Excerpts from a dataset
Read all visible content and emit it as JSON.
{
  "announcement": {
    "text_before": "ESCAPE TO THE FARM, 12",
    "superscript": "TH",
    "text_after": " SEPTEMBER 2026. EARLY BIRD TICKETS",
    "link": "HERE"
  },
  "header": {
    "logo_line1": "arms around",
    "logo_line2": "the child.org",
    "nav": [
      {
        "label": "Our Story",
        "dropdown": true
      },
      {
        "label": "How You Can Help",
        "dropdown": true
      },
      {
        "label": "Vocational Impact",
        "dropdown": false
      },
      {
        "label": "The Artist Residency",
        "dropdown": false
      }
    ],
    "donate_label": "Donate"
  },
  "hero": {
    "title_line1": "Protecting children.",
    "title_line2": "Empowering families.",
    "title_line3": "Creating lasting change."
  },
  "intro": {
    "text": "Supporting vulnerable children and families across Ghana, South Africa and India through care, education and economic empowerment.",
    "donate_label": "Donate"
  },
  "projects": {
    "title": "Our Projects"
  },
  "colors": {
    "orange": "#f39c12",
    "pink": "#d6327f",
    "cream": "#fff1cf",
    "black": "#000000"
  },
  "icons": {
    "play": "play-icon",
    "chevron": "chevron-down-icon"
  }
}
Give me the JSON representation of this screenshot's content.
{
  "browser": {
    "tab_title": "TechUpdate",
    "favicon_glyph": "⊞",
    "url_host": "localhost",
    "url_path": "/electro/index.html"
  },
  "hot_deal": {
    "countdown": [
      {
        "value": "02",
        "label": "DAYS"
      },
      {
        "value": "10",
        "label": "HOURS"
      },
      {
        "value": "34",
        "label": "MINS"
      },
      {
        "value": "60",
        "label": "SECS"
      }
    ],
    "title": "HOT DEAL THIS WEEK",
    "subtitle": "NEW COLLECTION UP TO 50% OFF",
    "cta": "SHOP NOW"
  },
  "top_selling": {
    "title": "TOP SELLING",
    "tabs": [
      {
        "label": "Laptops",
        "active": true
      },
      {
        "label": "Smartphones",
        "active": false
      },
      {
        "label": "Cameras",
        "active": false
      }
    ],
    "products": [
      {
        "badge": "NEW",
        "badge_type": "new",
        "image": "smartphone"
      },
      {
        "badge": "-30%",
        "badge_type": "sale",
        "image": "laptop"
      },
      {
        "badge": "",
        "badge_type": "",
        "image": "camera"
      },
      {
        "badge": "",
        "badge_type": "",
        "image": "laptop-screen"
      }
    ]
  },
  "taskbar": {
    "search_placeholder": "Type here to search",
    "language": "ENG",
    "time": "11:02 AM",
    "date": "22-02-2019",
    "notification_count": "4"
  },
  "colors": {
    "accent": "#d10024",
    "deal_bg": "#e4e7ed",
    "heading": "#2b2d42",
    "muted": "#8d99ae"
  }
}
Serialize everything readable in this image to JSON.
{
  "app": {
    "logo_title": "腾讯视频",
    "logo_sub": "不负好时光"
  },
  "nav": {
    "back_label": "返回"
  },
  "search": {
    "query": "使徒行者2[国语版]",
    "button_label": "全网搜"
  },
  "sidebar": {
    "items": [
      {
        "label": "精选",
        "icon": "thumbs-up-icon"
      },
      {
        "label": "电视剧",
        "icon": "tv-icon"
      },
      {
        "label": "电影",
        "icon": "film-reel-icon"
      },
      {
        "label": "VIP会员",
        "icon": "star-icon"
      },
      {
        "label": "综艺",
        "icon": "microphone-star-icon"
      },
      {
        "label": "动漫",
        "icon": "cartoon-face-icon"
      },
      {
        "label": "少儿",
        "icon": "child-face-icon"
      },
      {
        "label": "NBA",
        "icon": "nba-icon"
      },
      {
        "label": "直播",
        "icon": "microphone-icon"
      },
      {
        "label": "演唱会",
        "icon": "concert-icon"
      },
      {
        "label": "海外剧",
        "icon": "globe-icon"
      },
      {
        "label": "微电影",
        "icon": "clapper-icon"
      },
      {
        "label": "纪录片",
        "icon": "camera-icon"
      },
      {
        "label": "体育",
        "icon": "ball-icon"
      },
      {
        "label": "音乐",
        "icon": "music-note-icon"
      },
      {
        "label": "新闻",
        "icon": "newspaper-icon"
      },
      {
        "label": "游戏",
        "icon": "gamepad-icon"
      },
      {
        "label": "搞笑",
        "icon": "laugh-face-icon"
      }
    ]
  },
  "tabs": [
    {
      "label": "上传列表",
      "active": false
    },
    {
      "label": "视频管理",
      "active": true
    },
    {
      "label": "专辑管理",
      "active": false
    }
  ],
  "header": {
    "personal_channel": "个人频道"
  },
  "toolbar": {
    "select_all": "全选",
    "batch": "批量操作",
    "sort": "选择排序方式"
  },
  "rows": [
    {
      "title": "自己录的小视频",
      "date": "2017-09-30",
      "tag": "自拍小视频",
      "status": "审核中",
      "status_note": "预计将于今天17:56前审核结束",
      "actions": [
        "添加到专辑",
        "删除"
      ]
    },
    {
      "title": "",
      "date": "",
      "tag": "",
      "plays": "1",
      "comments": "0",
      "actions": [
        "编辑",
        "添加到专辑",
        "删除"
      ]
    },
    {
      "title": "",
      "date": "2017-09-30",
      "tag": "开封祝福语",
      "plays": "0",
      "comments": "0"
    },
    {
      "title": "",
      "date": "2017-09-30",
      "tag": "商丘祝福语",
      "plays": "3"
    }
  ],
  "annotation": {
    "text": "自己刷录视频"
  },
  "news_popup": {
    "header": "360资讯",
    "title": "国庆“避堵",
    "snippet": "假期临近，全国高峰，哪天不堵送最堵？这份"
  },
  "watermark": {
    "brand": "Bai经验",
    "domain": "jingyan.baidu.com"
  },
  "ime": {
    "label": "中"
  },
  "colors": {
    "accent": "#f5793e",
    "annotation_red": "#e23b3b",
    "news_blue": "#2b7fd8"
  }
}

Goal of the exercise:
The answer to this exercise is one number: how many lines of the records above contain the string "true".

Exercise result:
4